You cannot remove immediately the previous memory allocator because that would invalidate all memory addresses given by that memory allocation algorithm. when applications or kernel modules free all memory allocated by the previous algorithm then that is only the time wherein you can safely remove the previous one. So my current concept, which has a lot of problems, is that new malloc requests go to the new algorithm and if there is a free request, the heap interface determines who owns that free request and sends it to that algorithm.
Umm, excuse me, but what level of memory allocation are you talking about? I mean, usually there is page-allocator on the bottom. Then there's kernel malloc, then there's the virtual memory system, and then there's user level malloc or garbage collectors or whatever.
Now, let's take one at a time. Replacing the page-allocator on the fly is quite simple, just move all free pages from one allocator to another (in effect allocating all pages from the old allocator to the new one) and provide some interface for the new allocator to reuse any relevant data in case there's some. But then again, this level is usually just a stack of free pages, so what's the point.
In kernel level malloc, one will want to redirect all the allocation to the new malloc when switching. Here we have the problem that different allocators are going to use different schemes for dividing memory, so it's non-trivial to transfer allocations from one system to another. In any case, to replace such allocator, I'd probably implement some object-system, which has an interface consisting of malloc/free/realloc equivalents, and then explicitly use one implementation using a pointer. One could define the "default" allocator, switch it on the fly, or request all kernel modules/whatever to allocate memory from the other allocator and move data over. It's not fast, but that's probably the most reasonable thing to do, if one really wants to move over.
There's a problem with this though if one allows pointers between different modules, but even then one can always add a level of indirection similar to what some compacting garbage collectors do. This takes a small performance hit though. Other possibilities include to add a lot of glue to all interfaces just to communicate memory changes, or to require all allocators to handle existing allocations of any kind gracefully, and build an interface for transferring stuff over from one to another.

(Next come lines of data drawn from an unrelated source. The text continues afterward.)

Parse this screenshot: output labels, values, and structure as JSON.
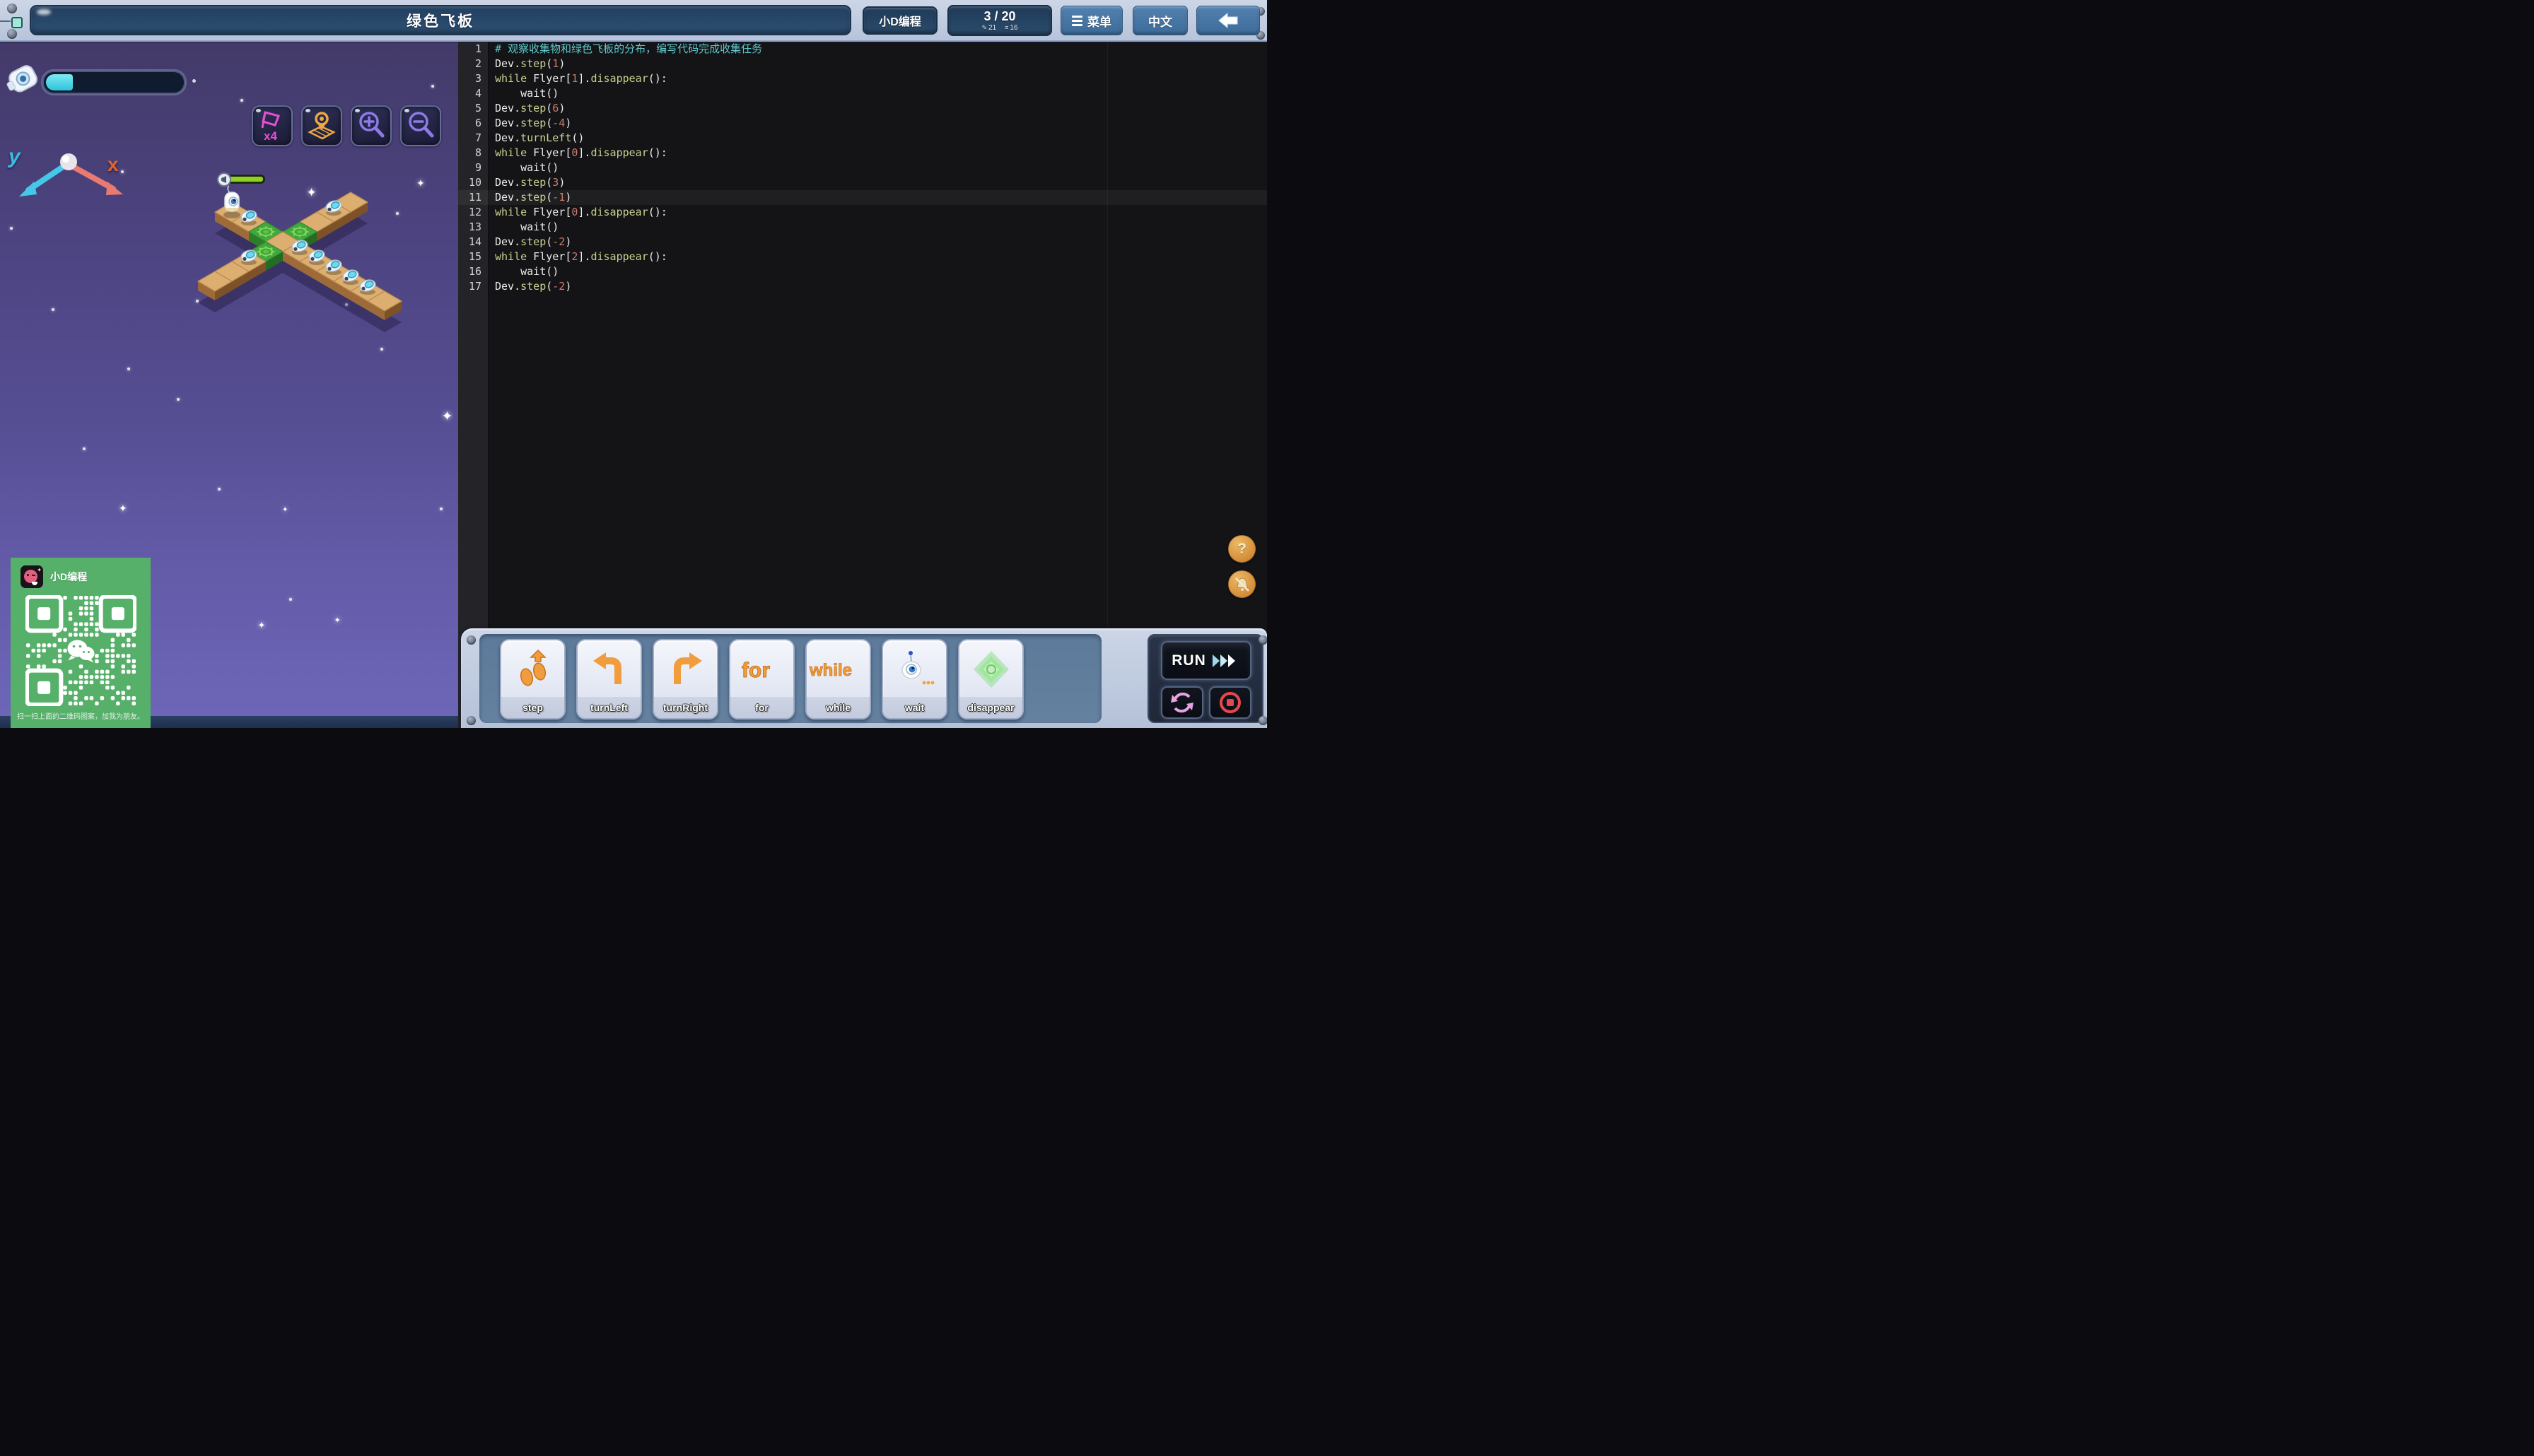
{
  "app": {
    "title": "绿色飞板",
    "brand": "小D编程",
    "menu": "菜单",
    "language": "中文",
    "level": {
      "display": "3 / 20",
      "edits": "21",
      "lines": "16"
    }
  },
  "game": {
    "axis_labels": {
      "x": "x",
      "y": "y"
    },
    "hud_progress_fraction": 0.2,
    "speed_badge": "x4",
    "board": {
      "arm_a_range": [
        -3,
        6
      ],
      "arm_b_range": [
        -4,
        4
      ],
      "green_tiles": [
        [
          "A",
          -1
        ],
        [
          "B",
          1
        ],
        [
          "B",
          -1
        ]
      ],
      "collectibles": [
        [
          "A",
          -2
        ],
        [
          "A",
          1
        ],
        [
          "A",
          2
        ],
        [
          "A",
          3
        ],
        [
          "A",
          4
        ],
        [
          "A",
          5
        ],
        [
          "B",
          3
        ],
        [
          "B",
          -2
        ]
      ],
      "character": [
        "A",
        -3
      ]
    }
  },
  "editor": {
    "current_line": 11,
    "lines": [
      {
        "n": 1,
        "tokens": [
          [
            "c",
            "# 观察收集物和绿色飞板的分布，编写代码完成收集任务"
          ]
        ]
      },
      {
        "n": 2,
        "tokens": [
          [
            "p",
            "Dev."
          ],
          [
            "k",
            "step"
          ],
          [
            "p",
            "("
          ],
          [
            "n",
            "1"
          ],
          [
            "p",
            ")"
          ]
        ]
      },
      {
        "n": 3,
        "tokens": [
          [
            "k",
            "while"
          ],
          [
            "p",
            " Flyer["
          ],
          [
            "n",
            "1"
          ],
          [
            "p",
            "]."
          ],
          [
            "k",
            "disappear"
          ],
          [
            "p",
            "():"
          ]
        ]
      },
      {
        "n": 4,
        "tokens": [
          [
            "p",
            "    wait()"
          ]
        ]
      },
      {
        "n": 5,
        "tokens": [
          [
            "p",
            "Dev."
          ],
          [
            "k",
            "step"
          ],
          [
            "p",
            "("
          ],
          [
            "n",
            "6"
          ],
          [
            "p",
            ")"
          ]
        ]
      },
      {
        "n": 6,
        "tokens": [
          [
            "p",
            "Dev."
          ],
          [
            "k",
            "step"
          ],
          [
            "p",
            "("
          ],
          [
            "n",
            "-4"
          ],
          [
            "p",
            ")"
          ]
        ]
      },
      {
        "n": 7,
        "tokens": [
          [
            "p",
            "Dev."
          ],
          [
            "k",
            "turnLeft"
          ],
          [
            "p",
            "()"
          ]
        ]
      },
      {
        "n": 8,
        "tokens": [
          [
            "k",
            "while"
          ],
          [
            "p",
            " Flyer["
          ],
          [
            "n",
            "0"
          ],
          [
            "p",
            "]."
          ],
          [
            "k",
            "disappear"
          ],
          [
            "p",
            "():"
          ]
        ]
      },
      {
        "n": 9,
        "tokens": [
          [
            "p",
            "    wait()"
          ]
        ]
      },
      {
        "n": 10,
        "tokens": [
          [
            "p",
            "Dev."
          ],
          [
            "k",
            "step"
          ],
          [
            "p",
            "("
          ],
          [
            "n",
            "3"
          ],
          [
            "p",
            ")"
          ]
        ]
      },
      {
        "n": 11,
        "tokens": [
          [
            "p",
            "Dev."
          ],
          [
            "k",
            "step"
          ],
          [
            "p",
            "("
          ],
          [
            "n",
            "-1"
          ],
          [
            "p",
            ")"
          ]
        ]
      },
      {
        "n": 12,
        "tokens": [
          [
            "k",
            "while"
          ],
          [
            "p",
            " Flyer["
          ],
          [
            "n",
            "0"
          ],
          [
            "p",
            "]."
          ],
          [
            "k",
            "disappear"
          ],
          [
            "p",
            "():"
          ]
        ]
      },
      {
        "n": 13,
        "tokens": [
          [
            "p",
            "    wait()"
          ]
        ]
      },
      {
        "n": 14,
        "tokens": [
          [
            "p",
            "Dev."
          ],
          [
            "k",
            "step"
          ],
          [
            "p",
            "("
          ],
          [
            "n",
            "-2"
          ],
          [
            "p",
            ")"
          ]
        ]
      },
      {
        "n": 15,
        "tokens": [
          [
            "k",
            "while"
          ],
          [
            "p",
            " Flyer["
          ],
          [
            "n",
            "2"
          ],
          [
            "p",
            "]."
          ],
          [
            "k",
            "disappear"
          ],
          [
            "p",
            "():"
          ]
        ]
      },
      {
        "n": 16,
        "tokens": [
          [
            "p",
            "    wait()"
          ]
        ]
      },
      {
        "n": 17,
        "tokens": [
          [
            "p",
            "Dev."
          ],
          [
            "k",
            "step"
          ],
          [
            "p",
            "("
          ],
          [
            "n",
            "-2"
          ],
          [
            "p",
            ")"
          ]
        ]
      }
    ]
  },
  "toolbar": {
    "run": "RUN",
    "commands": [
      {
        "id": "step",
        "label": "step"
      },
      {
        "id": "turnLeft",
        "label": "turnLeft"
      },
      {
        "id": "turnRight",
        "label": "turnRight"
      },
      {
        "id": "for",
        "label": "for"
      },
      {
        "id": "while",
        "label": "while"
      },
      {
        "id": "wait",
        "label": "wait"
      },
      {
        "id": "disappear",
        "label": "disappear"
      }
    ]
  },
  "qr": {
    "app_name": "小D编程",
    "caption": "扫一扫上面的二维码图案，加我为朋友。"
  },
  "colors": {
    "accent_orange": "#f09b3c",
    "accent_green": "#41a83e",
    "run_red": "#e5484d",
    "reset_pink": "#e7a2e3",
    "comment": "#5fc8cc",
    "keyword": "#cbcf8f",
    "number": "#cd7a6e",
    "speed_magenta": "#e54fd0",
    "zoom_purple": "#8d7ae8",
    "map_orange": "#eda83f"
  }
}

Now, virtual memory allocating is a similar problem, but since we are now dealing with pages, we have same size of basic unit in every allocator, so it's just a question of building an interface for transferring allocations over from one allocator to another, and then requiring all allocators to implement this interface. If performance (of allocator changes) is not issue, then this is almost trivial, and I can't imagine anyone wanting to change all the time. If virtual memory works on process level, one can even use different allocators for different processes, although this certainly adds overhead to shared memory and copy-on-write scenarios.
Finally, application-level malloc library has nothing to do with operating system kernels (as long as we have some interface to virtual memory management to request mappings for more pages).
So, which memory manager were you talking about?